Every line containing the word "label" must be pulled from the records.

(Stored items from a collection)
==*==

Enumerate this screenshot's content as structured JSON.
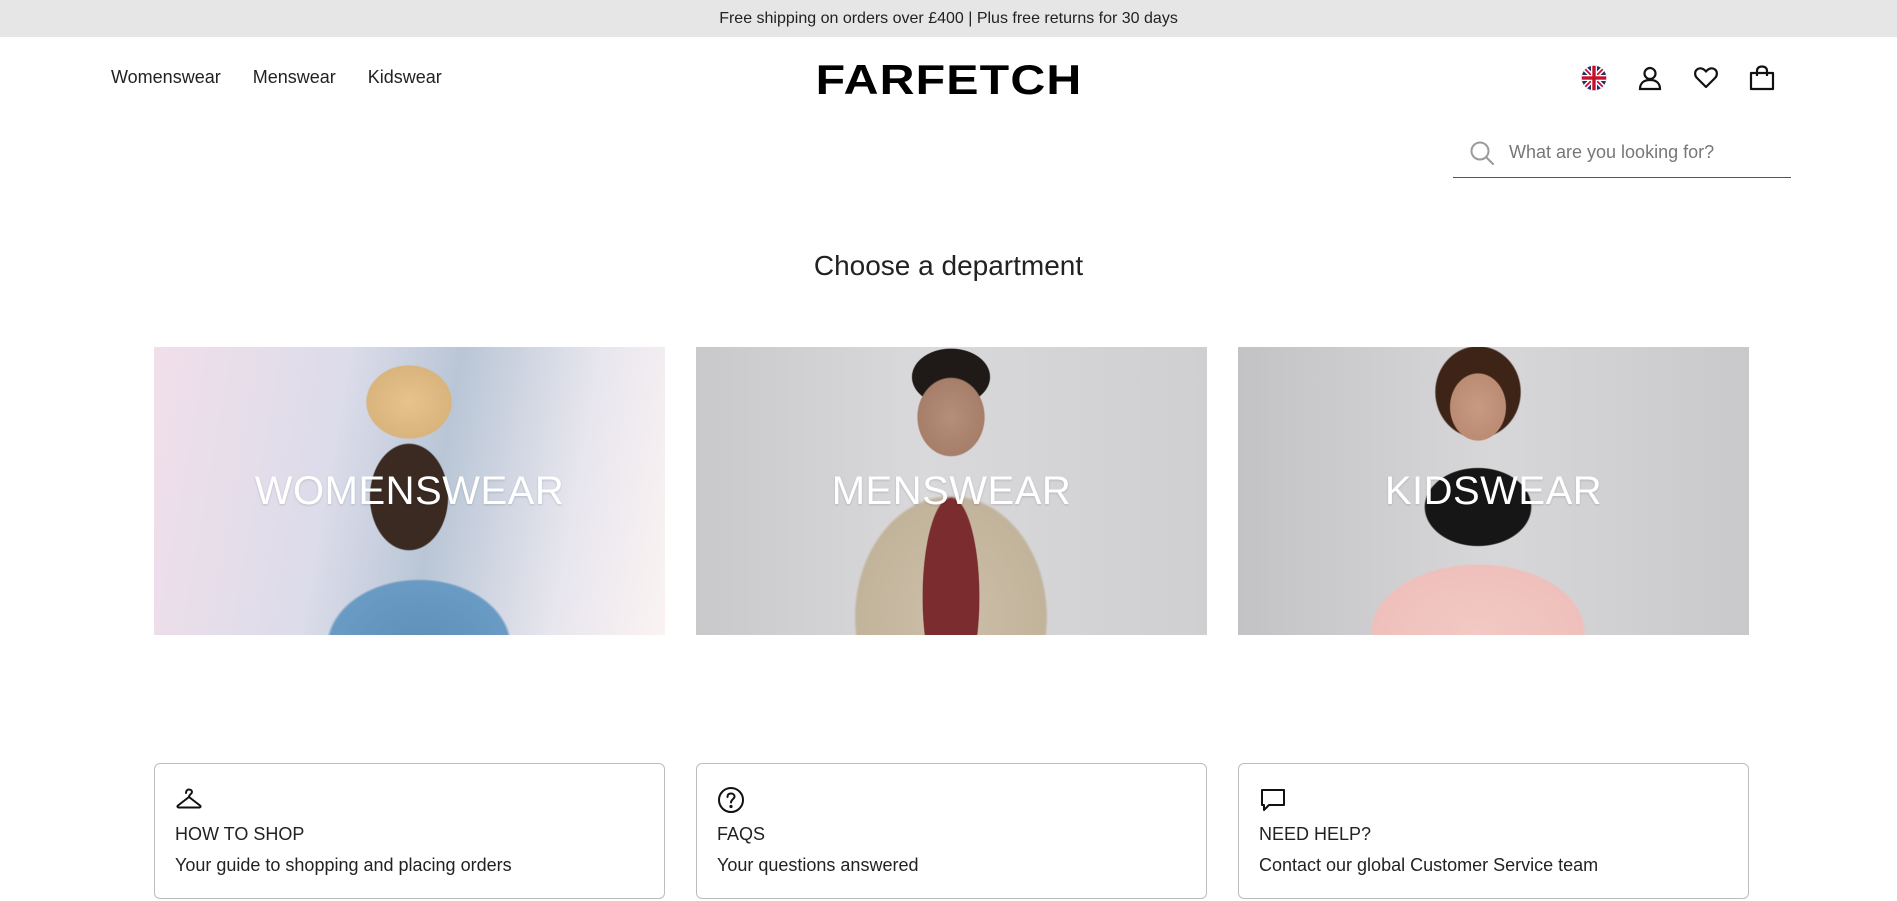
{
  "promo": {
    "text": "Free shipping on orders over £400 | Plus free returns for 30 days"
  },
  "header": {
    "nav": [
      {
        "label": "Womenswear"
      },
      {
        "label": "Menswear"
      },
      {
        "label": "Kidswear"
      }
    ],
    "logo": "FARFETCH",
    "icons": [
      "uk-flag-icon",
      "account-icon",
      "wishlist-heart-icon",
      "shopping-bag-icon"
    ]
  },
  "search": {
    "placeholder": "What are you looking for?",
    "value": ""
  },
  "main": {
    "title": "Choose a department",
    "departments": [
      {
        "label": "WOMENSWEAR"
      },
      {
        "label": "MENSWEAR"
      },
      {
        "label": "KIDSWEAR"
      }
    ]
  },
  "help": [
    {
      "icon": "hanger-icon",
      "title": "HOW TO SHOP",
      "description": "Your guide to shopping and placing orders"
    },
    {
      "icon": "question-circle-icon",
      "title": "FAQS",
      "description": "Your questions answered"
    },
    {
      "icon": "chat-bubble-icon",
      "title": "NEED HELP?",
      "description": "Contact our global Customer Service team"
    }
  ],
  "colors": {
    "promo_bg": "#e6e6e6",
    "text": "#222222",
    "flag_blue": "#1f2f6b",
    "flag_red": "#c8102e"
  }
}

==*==

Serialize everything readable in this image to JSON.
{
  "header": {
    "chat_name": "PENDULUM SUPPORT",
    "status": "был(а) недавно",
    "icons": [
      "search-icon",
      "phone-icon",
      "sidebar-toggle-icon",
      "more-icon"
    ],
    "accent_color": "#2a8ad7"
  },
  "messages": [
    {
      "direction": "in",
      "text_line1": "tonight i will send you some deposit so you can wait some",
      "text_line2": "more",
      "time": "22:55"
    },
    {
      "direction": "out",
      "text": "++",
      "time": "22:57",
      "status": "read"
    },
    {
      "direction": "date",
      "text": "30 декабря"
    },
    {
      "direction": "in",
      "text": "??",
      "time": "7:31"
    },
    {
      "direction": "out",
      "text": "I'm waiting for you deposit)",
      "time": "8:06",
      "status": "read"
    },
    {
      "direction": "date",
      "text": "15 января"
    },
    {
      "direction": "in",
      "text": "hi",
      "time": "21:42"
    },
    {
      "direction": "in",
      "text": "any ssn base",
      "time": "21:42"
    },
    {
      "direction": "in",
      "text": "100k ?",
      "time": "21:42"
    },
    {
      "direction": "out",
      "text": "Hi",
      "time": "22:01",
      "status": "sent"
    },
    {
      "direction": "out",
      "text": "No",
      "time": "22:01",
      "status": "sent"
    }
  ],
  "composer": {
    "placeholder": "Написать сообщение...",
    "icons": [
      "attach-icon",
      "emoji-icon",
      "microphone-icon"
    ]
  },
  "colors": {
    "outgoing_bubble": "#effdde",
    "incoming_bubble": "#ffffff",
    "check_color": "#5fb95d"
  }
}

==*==

* Solved problem
        "label": "Womenswear"
        "label": "Menswear"
        "label": "Kidswear"
        "label": "WOMENSWEAR"
        "label": "MENSWEAR"
        "label": "KIDSWEAR"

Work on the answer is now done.